TASK STATEMENT
Your answer must be every line below, repeated exactly.

- Opening Delimiter -

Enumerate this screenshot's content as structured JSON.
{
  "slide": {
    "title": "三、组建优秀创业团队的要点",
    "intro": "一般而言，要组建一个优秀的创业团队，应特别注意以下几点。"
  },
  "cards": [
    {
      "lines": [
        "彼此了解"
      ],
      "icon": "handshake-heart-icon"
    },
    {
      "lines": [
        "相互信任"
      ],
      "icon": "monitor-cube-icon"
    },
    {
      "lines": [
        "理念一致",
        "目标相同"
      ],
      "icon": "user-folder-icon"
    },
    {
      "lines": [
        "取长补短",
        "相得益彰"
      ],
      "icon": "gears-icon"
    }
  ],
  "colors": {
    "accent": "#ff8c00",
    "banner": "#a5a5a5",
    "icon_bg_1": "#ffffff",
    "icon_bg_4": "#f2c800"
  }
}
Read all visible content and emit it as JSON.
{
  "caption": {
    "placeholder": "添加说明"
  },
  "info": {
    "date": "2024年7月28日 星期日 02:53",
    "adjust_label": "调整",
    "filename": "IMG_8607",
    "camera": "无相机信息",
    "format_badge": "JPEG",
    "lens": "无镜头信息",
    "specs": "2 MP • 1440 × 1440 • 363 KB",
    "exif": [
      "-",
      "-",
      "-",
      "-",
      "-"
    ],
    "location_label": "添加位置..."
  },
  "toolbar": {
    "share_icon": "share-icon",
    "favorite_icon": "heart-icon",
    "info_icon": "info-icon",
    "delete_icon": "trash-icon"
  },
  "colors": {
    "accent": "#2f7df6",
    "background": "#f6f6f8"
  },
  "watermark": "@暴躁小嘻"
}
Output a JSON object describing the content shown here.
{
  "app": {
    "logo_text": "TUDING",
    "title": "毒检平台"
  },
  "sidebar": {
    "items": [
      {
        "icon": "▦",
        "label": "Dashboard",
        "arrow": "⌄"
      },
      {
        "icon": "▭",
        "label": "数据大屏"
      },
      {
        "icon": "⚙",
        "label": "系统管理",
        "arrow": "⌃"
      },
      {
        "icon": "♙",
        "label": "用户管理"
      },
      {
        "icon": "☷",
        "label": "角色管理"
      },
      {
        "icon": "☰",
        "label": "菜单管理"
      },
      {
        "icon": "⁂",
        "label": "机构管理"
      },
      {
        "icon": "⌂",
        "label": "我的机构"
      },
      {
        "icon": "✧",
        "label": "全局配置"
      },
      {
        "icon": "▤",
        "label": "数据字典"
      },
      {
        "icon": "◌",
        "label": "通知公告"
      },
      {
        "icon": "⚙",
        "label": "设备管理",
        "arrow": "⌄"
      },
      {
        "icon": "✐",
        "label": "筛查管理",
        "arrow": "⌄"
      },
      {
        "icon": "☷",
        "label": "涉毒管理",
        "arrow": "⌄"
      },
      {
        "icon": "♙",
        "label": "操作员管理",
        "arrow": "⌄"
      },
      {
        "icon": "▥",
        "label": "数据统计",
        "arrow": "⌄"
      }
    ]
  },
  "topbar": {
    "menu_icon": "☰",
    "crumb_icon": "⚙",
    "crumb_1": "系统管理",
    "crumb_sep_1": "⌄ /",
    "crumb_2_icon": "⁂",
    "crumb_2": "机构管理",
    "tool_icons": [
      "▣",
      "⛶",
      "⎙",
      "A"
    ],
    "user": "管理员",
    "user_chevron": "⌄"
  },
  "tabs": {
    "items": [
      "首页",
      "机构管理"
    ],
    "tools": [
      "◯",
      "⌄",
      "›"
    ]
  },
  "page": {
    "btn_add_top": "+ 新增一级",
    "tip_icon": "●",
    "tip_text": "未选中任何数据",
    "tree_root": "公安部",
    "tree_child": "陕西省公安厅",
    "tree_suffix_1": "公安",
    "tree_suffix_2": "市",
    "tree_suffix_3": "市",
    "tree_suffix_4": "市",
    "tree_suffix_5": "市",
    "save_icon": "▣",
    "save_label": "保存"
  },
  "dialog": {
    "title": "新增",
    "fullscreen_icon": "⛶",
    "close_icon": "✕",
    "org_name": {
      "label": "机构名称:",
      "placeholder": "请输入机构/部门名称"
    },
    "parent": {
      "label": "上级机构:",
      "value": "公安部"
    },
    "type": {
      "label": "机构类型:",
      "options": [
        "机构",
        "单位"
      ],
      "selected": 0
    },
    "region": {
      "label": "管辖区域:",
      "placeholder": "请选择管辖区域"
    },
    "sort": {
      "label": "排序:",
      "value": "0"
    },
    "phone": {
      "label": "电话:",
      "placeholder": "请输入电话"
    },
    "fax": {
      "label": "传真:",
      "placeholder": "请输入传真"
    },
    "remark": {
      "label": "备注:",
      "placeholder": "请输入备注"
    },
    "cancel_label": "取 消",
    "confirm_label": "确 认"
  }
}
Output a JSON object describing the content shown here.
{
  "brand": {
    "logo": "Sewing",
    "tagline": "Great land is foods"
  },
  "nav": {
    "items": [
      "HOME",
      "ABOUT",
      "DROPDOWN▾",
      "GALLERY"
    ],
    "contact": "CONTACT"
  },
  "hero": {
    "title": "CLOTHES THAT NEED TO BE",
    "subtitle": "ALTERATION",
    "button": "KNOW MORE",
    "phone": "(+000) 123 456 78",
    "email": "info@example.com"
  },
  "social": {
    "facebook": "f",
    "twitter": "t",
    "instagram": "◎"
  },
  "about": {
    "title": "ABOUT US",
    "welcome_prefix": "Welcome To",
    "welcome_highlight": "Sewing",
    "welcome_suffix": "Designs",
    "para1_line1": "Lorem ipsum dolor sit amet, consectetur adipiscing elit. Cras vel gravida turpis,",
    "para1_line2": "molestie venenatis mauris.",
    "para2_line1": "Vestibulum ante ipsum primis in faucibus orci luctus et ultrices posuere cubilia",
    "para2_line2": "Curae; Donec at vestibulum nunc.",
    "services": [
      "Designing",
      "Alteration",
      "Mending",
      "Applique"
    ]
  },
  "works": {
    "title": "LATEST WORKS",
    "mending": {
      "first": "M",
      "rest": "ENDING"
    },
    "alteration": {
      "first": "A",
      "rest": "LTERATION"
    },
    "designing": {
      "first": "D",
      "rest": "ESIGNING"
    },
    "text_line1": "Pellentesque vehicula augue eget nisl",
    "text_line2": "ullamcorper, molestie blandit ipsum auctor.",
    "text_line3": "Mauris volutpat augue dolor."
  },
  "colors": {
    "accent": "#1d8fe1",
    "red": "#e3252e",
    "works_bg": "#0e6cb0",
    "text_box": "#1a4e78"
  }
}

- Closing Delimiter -

OUTPUT FOR THIS EXERCISE
Enumerate this screenshot's content as structured JSON.
{
  "slide": {
    "title": "三、组建优秀创业团队的要点",
    "intro": "一般而言，要组建一个优秀的创业团队，应特别注意以下几点。"
  },
  "cards": [
    {
      "lines": [
        "彼此了解"
      ],
      "icon": "handshake-heart-icon"
    },
    {
      "lines": [
        "相互信任"
      ],
      "icon": "monitor-cube-icon"
    },
    {
      "lines": [
        "理念一致",
        "目标相同"
      ],
      "icon": "user-folder-icon"
    },
    {
      "lines": [
        "取长补短",
        "相得益彰"
      ],
      "icon": "gears-icon"
    }
  ],
  "colors": {
    "accent": "#ff8c00",
    "banner": "#a5a5a5",
    "icon_bg_1": "#ffffff",
    "icon_bg_4": "#f2c800"
  }
}
Read all visible content and emit it as JSON.
{
  "caption": {
    "placeholder": "添加说明"
  },
  "info": {
    "date": "2024年7月28日 星期日 02:53",
    "adjust_label": "调整",
    "filename": "IMG_8607",
    "camera": "无相机信息",
    "format_badge": "JPEG",
    "lens": "无镜头信息",
    "specs": "2 MP • 1440 × 1440 • 363 KB",
    "exif": [
      "-",
      "-",
      "-",
      "-",
      "-"
    ],
    "location_label": "添加位置..."
  },
  "toolbar": {
    "share_icon": "share-icon",
    "favorite_icon": "heart-icon",
    "info_icon": "info-icon",
    "delete_icon": "trash-icon"
  },
  "colors": {
    "accent": "#2f7df6",
    "background": "#f6f6f8"
  },
  "watermark": "@暴躁小嘻"
}
Output a JSON object describing the content shown here.
{
  "app": {
    "logo_text": "TUDING",
    "title": "毒检平台"
  },
  "sidebar": {
    "items": [
      {
        "icon": "▦",
        "label": "Dashboard",
        "arrow": "⌄"
      },
      {
        "icon": "▭",
        "label": "数据大屏"
      },
      {
        "icon": "⚙",
        "label": "系统管理",
        "arrow": "⌃"
      },
      {
        "icon": "♙",
        "label": "用户管理"
      },
      {
        "icon": "☷",
        "label": "角色管理"
      },
      {
        "icon": "☰",
        "label": "菜单管理"
      },
      {
        "icon": "⁂",
        "label": "机构管理"
      },
      {
        "icon": "⌂",
        "label": "我的机构"
      },
      {
        "icon": "✧",
        "label": "全局配置"
      },
      {
        "icon": "▤",
        "label": "数据字典"
      },
      {
        "icon": "◌",
        "label": "通知公告"
      },
      {
        "icon": "⚙",
        "label": "设备管理",
        "arrow": "⌄"
      },
      {
        "icon": "✐",
        "label": "筛查管理",
        "arrow": "⌄"
      },
      {
        "icon": "☷",
        "label": "涉毒管理",
        "arrow": "⌄"
      },
      {
        "icon": "♙",
        "label": "操作员管理",
        "arrow": "⌄"
      },
      {
        "icon": "▥",
        "label": "数据统计",
        "arrow": "⌄"
      }
    ]
  },
  "topbar": {
    "menu_icon": "☰",
    "crumb_icon": "⚙",
    "crumb_1": "系统管理",
    "crumb_sep_1": "⌄ /",
    "crumb_2_icon": "⁂",
    "crumb_2": "机构管理",
    "tool_icons": [
      "▣",
      "⛶",
      "⎙",
      "A"
    ],
    "user": "管理员",
    "user_chevron": "⌄"
  },
  "tabs": {
    "items": [
      "首页",
      "机构管理"
    ],
    "tools": [
      "◯",
      "⌄",
      "›"
    ]
  },
  "page": {
    "btn_add_top": "+ 新增一级",
    "tip_icon": "●",
    "tip_text": "未选中任何数据",
    "tree_root": "公安部",
    "tree_child": "陕西省公安厅",
    "tree_suffix_1": "公安",
    "tree_suffix_2": "市",
    "tree_suffix_3": "市",
    "tree_suffix_4": "市",
    "tree_suffix_5": "市",
    "save_icon": "▣",
    "save_label": "保存"
  },
  "dialog": {
    "title": "新增",
    "fullscreen_icon": "⛶",
    "close_icon": "✕",
    "org_name": {
      "label": "机构名称:",
      "placeholder": "请输入机构/部门名称"
    },
    "parent": {
      "label": "上级机构:",
      "value": "公安部"
    },
    "type": {
      "label": "机构类型:",
      "options": [
        "机构",
        "单位"
      ],
      "selected": 0
    },
    "region": {
      "label": "管辖区域:",
      "placeholder": "请选择管辖区域"
    },
    "sort": {
      "label": "排序:",
      "value": "0"
    },
    "phone": {
      "label": "电话:",
      "placeholder": "请输入电话"
    },
    "fax": {
      "label": "传真:",
      "placeholder": "请输入传真"
    },
    "remark": {
      "label": "备注:",
      "placeholder": "请输入备注"
    },
    "cancel_label": "取 消",
    "confirm_label": "确 认"
  }
}
Output a JSON object describing the content shown here.
{
  "brand": {
    "logo": "Sewing",
    "tagline": "Great land is foods"
  },
  "nav": {
    "items": [
      "HOME",
      "ABOUT",
      "DROPDOWN▾",
      "GALLERY"
    ],
    "contact": "CONTACT"
  },
  "hero": {
    "title": "CLOTHES THAT NEED TO BE",
    "subtitle": "ALTERATION",
    "button": "KNOW MORE",
    "phone": "(+000) 123 456 78",
    "email": "info@example.com"
  },
  "social": {
    "facebook": "f",
    "twitter": "t",
    "instagram": "◎"
  },
  "about": {
    "title": "ABOUT US",
    "welcome_prefix": "Welcome To",
    "welcome_highlight": "Sewing",
    "welcome_suffix": "Designs",
    "para1_line1": "Lorem ipsum dolor sit amet, consectetur adipiscing elit. Cras vel gravida turpis,",
    "para1_line2": "molestie venenatis mauris.",
    "para2_line1": "Vestibulum ante ipsum primis in faucibus orci luctus et ultrices posuere cubilia",
    "para2_line2": "Curae; Donec at vestibulum nunc.",
    "services": [
      "Designing",
      "Alteration",
      "Mending",
      "Applique"
    ]
  },
  "works": {
    "title": "LATEST WORKS",
    "mending": {
      "first": "M",
      "rest": "ENDING"
    },
    "alteration": {
      "first": "A",
      "rest": "LTERATION"
    },
    "designing": {
      "first": "D",
      "rest": "ESIGNING"
    },
    "text_line1": "Pellentesque vehicula augue eget nisl",
    "text_line2": "ullamcorper, molestie blandit ipsum auctor.",
    "text_line3": "Mauris volutpat augue dolor."
  },
  "colors": {
    "accent": "#1d8fe1",
    "red": "#e3252e",
    "works_bg": "#0e6cb0",
    "text_box": "#1a4e78"
  }
}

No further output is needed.